Saint-Vaast-la-Hougue is a small port on the east coast of the Cotentin peninsula, some ten miles east of Cherbourg. Turner was there in 1826, arriving at Cherbourg on 9 September (Warrell, op. cit., p.31); a rough pencil drawing in the 'Contances and Mont St Michel' sketchbook shows the cattle to be seen in the centre of the present watercolour (Turner Bequest CCL f. 53 verso; Warrell, op. cit., p. 32, illustrated fig. 13). As well as another drawing in the sketchbook (TB CCL 50; see Warrell, op. cit., p. 217, no. 37) three if not four 'colour beginnings' may have led to the present watercolour: TB CCXX L (Warrell, op. cit., p. 217, no. 37, illustrated p. 171, fig. 168), and CCLXIII 143, 295 and 326 (see Shanes, Turner's Watercolour Explorations, loc. cit.)
None of the sketches shows the crowd of fishermen and women jousting in boats that fills most of the foreground of this watercolour.
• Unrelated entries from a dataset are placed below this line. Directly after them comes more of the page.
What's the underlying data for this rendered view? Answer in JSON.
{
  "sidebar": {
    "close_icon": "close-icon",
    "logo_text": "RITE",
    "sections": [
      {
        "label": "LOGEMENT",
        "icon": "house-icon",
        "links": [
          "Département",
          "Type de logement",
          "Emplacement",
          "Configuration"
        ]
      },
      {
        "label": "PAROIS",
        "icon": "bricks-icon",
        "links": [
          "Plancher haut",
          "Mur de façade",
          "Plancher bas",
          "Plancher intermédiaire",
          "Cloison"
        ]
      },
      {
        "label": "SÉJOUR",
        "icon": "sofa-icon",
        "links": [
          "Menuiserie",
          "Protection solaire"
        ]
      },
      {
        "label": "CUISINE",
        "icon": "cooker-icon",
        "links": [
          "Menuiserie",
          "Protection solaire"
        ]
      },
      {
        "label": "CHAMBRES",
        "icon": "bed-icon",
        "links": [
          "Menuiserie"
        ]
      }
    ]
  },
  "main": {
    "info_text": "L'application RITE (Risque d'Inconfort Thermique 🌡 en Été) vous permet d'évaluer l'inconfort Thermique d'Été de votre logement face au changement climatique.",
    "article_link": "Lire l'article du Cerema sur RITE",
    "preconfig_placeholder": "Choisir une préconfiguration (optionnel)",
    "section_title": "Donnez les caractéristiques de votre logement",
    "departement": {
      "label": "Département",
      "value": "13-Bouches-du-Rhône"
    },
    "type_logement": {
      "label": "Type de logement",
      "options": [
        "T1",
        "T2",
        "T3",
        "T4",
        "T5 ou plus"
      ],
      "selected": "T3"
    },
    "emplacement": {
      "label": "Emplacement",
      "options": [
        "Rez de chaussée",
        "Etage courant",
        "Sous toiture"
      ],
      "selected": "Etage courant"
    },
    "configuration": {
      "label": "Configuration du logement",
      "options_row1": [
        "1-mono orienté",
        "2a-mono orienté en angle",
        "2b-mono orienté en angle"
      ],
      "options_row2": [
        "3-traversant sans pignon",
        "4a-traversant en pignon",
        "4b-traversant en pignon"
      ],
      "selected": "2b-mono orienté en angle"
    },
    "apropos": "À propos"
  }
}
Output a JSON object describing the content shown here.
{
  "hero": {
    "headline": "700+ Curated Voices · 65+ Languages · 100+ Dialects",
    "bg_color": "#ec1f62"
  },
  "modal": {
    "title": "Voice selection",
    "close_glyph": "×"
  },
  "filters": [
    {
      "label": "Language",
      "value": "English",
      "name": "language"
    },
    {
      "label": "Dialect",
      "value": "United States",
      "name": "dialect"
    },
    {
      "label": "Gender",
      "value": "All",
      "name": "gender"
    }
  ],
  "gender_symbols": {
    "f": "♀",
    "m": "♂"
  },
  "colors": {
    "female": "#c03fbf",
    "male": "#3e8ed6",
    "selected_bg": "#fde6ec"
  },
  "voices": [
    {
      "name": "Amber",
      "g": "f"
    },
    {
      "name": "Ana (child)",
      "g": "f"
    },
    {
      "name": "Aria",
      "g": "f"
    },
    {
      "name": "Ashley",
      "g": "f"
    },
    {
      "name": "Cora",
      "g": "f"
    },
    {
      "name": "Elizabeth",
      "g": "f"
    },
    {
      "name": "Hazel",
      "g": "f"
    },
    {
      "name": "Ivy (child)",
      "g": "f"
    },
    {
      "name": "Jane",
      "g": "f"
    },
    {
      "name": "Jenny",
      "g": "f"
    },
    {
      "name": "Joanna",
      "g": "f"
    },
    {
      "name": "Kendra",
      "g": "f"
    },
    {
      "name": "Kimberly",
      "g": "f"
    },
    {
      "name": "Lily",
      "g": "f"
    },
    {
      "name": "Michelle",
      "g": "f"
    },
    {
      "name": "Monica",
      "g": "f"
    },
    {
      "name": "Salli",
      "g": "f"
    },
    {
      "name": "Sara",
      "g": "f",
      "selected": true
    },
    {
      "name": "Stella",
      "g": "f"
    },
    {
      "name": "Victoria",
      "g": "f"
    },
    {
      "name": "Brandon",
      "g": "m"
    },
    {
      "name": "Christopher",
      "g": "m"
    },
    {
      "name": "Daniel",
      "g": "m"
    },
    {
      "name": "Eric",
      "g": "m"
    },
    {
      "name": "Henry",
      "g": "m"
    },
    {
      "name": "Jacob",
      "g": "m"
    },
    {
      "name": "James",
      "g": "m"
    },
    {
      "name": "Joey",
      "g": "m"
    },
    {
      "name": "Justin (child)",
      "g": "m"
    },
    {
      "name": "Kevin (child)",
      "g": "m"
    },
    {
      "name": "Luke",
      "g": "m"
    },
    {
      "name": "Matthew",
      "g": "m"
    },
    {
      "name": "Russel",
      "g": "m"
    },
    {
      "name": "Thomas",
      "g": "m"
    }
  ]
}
Shanes suggests ('A Happy Coincidence', loc. cit.) that Turner made up a 'local pastime' in tribute to the great naval battle of June 1692 at La Hougue, just offshore from St-Vaast when the Anglo-Dutch fleet roundly defeated a French fleet supporting the return of the deposed James II, an event that could have been brought to Turner's attention some years earlier when Benjamin West exhibited a second version of his Battle of La Hougue in his own studio in 1806 (H.v. Erffa and A. Staley, The Paintings of Benjamin West, New Haven and London, 1986, p. 210, no. 90, illustrated; the earlier version, at the Royal Academy in 1780, is ibid, pp. 209-10, no. 90, illustrated in colour pp. 71-3).
Shanes also suggests ('A Happy Coincidence') that the finished watercolour could have been one of a group of works designed to be engraved for The Keepsake, for which Turner supplied illustrations between 1830 and 1834. He also notes its similarity to the finished watercolour of Granville (sold Sotheby's, London, 18 July 1970, lot 94; A. Wilton, The Life and Work of J.M.W. Turner, Fribourg and London, 1979, p. 424, no. 1050; illustrated Warrell, op. cit., p. 169, fig. 166). However, Warrell has suggested that these two works, together with Le Havre (Indianapolis Museum of Art; Wilton loc. cit., no. 1048, illustrated), were all three done in connection with a projected publication of 'a work of twelve numbers, to be called 'The English Channel or La Manche', mentioned by the potential publishers John and Arthur Arch in a letter of 16 January 1827 (see Warrell, op. cit., pp. 158 and 211 no. 4, and, for the project as a whole, pp. 158-71). For this reason Warrell advances Shanes's suggested date for the present watercolour of 'circa 1830' to '?1827'. He also suggests a number of English subjects as comparisons (ibid., pp. 169-71).
The first known owner of this watercolour, John Edward Taylor (1830-1905) was the proprietor, and son of the founder in 1821, of The Manchester Guardian and owned some 125 works by Turner, 22 of which he gave to the Whitworth Art Gallery, Manchester, in 1892.